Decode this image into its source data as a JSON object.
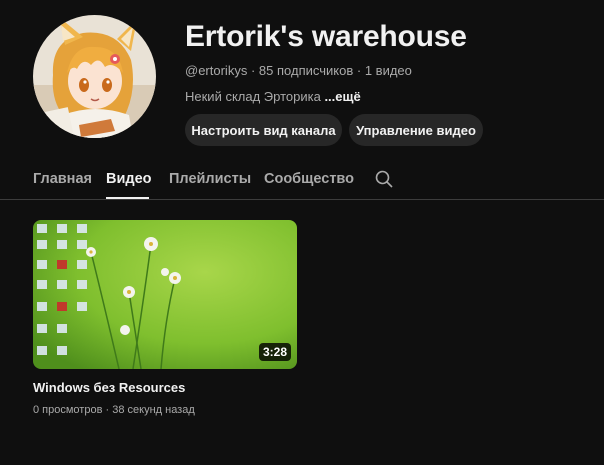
{
  "channel": {
    "title": "Ertorik's warehouse",
    "handle": "@ertorikys",
    "subscribers": "85 подписчиков",
    "video_count": "1 видео",
    "description": "Некий склад Эрторика",
    "more_label": "...ещё",
    "avatar_icon": "anime-fox-girl-avatar"
  },
  "buttons": {
    "customize": "Настроить вид канала",
    "manage": "Управление видео"
  },
  "tabs": [
    {
      "label": "Главная"
    },
    {
      "label": "Видео"
    },
    {
      "label": "Плейлисты"
    },
    {
      "label": "Сообщество"
    }
  ],
  "active_tab": "Видео",
  "search_icon": "search-icon",
  "videos": [
    {
      "title": "Windows без Resources",
      "views": "0 просмотров",
      "age": "38 секунд назад",
      "duration": "3:28"
    }
  ],
  "colors": {
    "background": "#0f0f0f",
    "button": "#272727",
    "secondary_text": "#aaaaaa"
  }
}
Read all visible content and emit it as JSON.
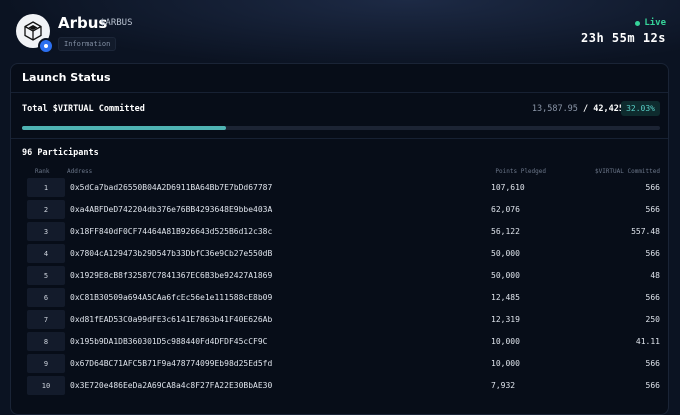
{
  "header": {
    "name": "Arbus",
    "ticker": "$ARBUS",
    "info_badge": "Information",
    "live_label": "Live",
    "countdown": "23h 55m 12s",
    "logo_icon": "cube-logo-icon",
    "verified_icon": "verified-badge-icon"
  },
  "launch": {
    "title": "Launch Status",
    "committed_label": "Total $VIRTUAL Committed",
    "committed_value": "13,587.95",
    "committed_sep": " / ",
    "committed_target": "42,425",
    "committed_pct": "32.03%",
    "progress_fraction": 0.3203,
    "accent_color": "#4fb3b3"
  },
  "participants": {
    "title": "96 Participants",
    "columns": [
      "Rank",
      "Address",
      "Points Pledged",
      "$VIRTUAL Committed"
    ],
    "rows": [
      {
        "rank": "1",
        "address": "0x5dCa7bad26550B04A2D6911BA64Bb7E7bDd67787",
        "points": "107,610",
        "virtual": "566"
      },
      {
        "rank": "2",
        "address": "0xa4ABFDeD742204db376e76BB4293648E9bbe403A",
        "points": "62,076",
        "virtual": "566"
      },
      {
        "rank": "3",
        "address": "0x18FF840dF0CF74464A81B926643d525B6d12c38c",
        "points": "56,122",
        "virtual": "557.48"
      },
      {
        "rank": "4",
        "address": "0x7804cA129473b29D547b33DbfC36e9Cb27e550dB",
        "points": "50,000",
        "virtual": "566"
      },
      {
        "rank": "5",
        "address": "0x1929E8cB8f32587C7841367EC6B3be92427A1869",
        "points": "50,000",
        "virtual": "48"
      },
      {
        "rank": "6",
        "address": "0xC81B30509a694A5CAa6fcEc56e1e111588cE8b09",
        "points": "12,485",
        "virtual": "566"
      },
      {
        "rank": "7",
        "address": "0xd81fEAD53C0a99dFE3c6141E7863b41F40E626Ab",
        "points": "12,319",
        "virtual": "250"
      },
      {
        "rank": "8",
        "address": "0x195b9DA1DB360301D5c988440Fd4DFDF45cCF9C",
        "points": "10,000",
        "virtual": "41.11"
      },
      {
        "rank": "9",
        "address": "0x67D64BC71AFC5B71F9a478774099Eb98d25Ed5fd",
        "points": "10,000",
        "virtual": "566"
      },
      {
        "rank": "10",
        "address": "0x3E720e486EeDa2A69CA8a4c8F27FA22E30BbAE30",
        "points": "7,932",
        "virtual": "566"
      }
    ]
  }
}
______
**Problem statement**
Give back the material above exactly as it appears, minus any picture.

**Answer to the exercise**
Decode this image into its source data as a JSON object.
{
  "channel": {
    "title": "Ertorik's warehouse",
    "handle": "@ertorikys",
    "subscribers": "85 подписчиков",
    "video_count": "1 видео",
    "description": "Некий склад Эрторика",
    "more_label": "...ещё",
    "avatar_icon": "anime-fox-girl-avatar"
  },
  "buttons": {
    "customize": "Настроить вид канала",
    "manage": "Управление видео"
  },
  "tabs": [
    {
      "label": "Главная"
    },
    {
      "label": "Видео"
    },
    {
      "label": "Плейлисты"
    },
    {
      "label": "Сообщество"
    }
  ],
  "active_tab": "Видео",
  "search_icon": "search-icon",
  "videos": [
    {
      "title": "Windows без Resources",
      "views": "0 просмотров",
      "age": "38 секунд назад",
      "duration": "3:28"
    }
  ],
  "colors": {
    "background": "#0f0f0f",
    "button": "#272727",
    "secondary_text": "#aaaaaa"
  }
}
Read all visible content and emit it as JSON.
{
  "header": {
    "name": "Arbus",
    "ticker": "$ARBUS",
    "info_badge": "Information",
    "live_label": "Live",
    "countdown": "23h 55m 12s",
    "logo_icon": "cube-logo-icon",
    "verified_icon": "verified-badge-icon"
  },
  "launch": {
    "title": "Launch Status",
    "committed_label": "Total $VIRTUAL Committed",
    "committed_value": "13,587.95",
    "committed_sep": " / ",
    "committed_target": "42,425",
    "committed_pct": "32.03%",
    "progress_fraction": 0.3203,
    "accent_color": "#4fb3b3"
  },
  "participants": {
    "title": "96 Participants",
    "columns": [
      "Rank",
      "Address",
      "Points Pledged",
      "$VIRTUAL Committed"
    ],
    "rows": [
      {
        "rank": "1",
        "address": "0x5dCa7bad26550B04A2D6911BA64Bb7E7bDd67787",
        "points": "107,610",
        "virtual": "566"
      },
      {
        "rank": "2",
        "address": "0xa4ABFDeD742204db376e76BB4293648E9bbe403A",
        "points": "62,076",
        "virtual": "566"
      },
      {
        "rank": "3",
        "address": "0x18FF840dF0CF74464A81B926643d525B6d12c38c",
        "points": "56,122",
        "virtual": "557.48"
      },
      {
        "rank": "4",
        "address": "0x7804cA129473b29D547b33DbfC36e9Cb27e550dB",
        "points": "50,000",
        "virtual": "566"
      },
      {
        "rank": "5",
        "address": "0x1929E8cB8f32587C7841367EC6B3be92427A1869",
        "points": "50,000",
        "virtual": "48"
      },
      {
        "rank": "6",
        "address": "0xC81B30509a694A5CAa6fcEc56e1e111588cE8b09",
        "points": "12,485",
        "virtual": "566"
      },
      {
        "rank": "7",
        "address": "0xd81fEAD53C0a99dFE3c6141E7863b41F40E626Ab",
        "points": "12,319",
        "virtual": "250"
      },
      {
        "rank": "8",
        "address": "0x195b9DA1DB360301D5c988440Fd4DFDF45cCF9C",
        "points": "10,000",
        "virtual": "41.11"
      },
      {
        "rank": "9",
        "address": "0x67D64BC71AFC5B71F9a478774099Eb98d25Ed5fd",
        "points": "10,000",
        "virtual": "566"
      },
      {
        "rank": "10",
        "address": "0x3E720e486EeDa2A69CA8a4c8F27FA22E30BbAE30",
        "points": "7,932",
        "virtual": "566"
      }
    ]
  }
}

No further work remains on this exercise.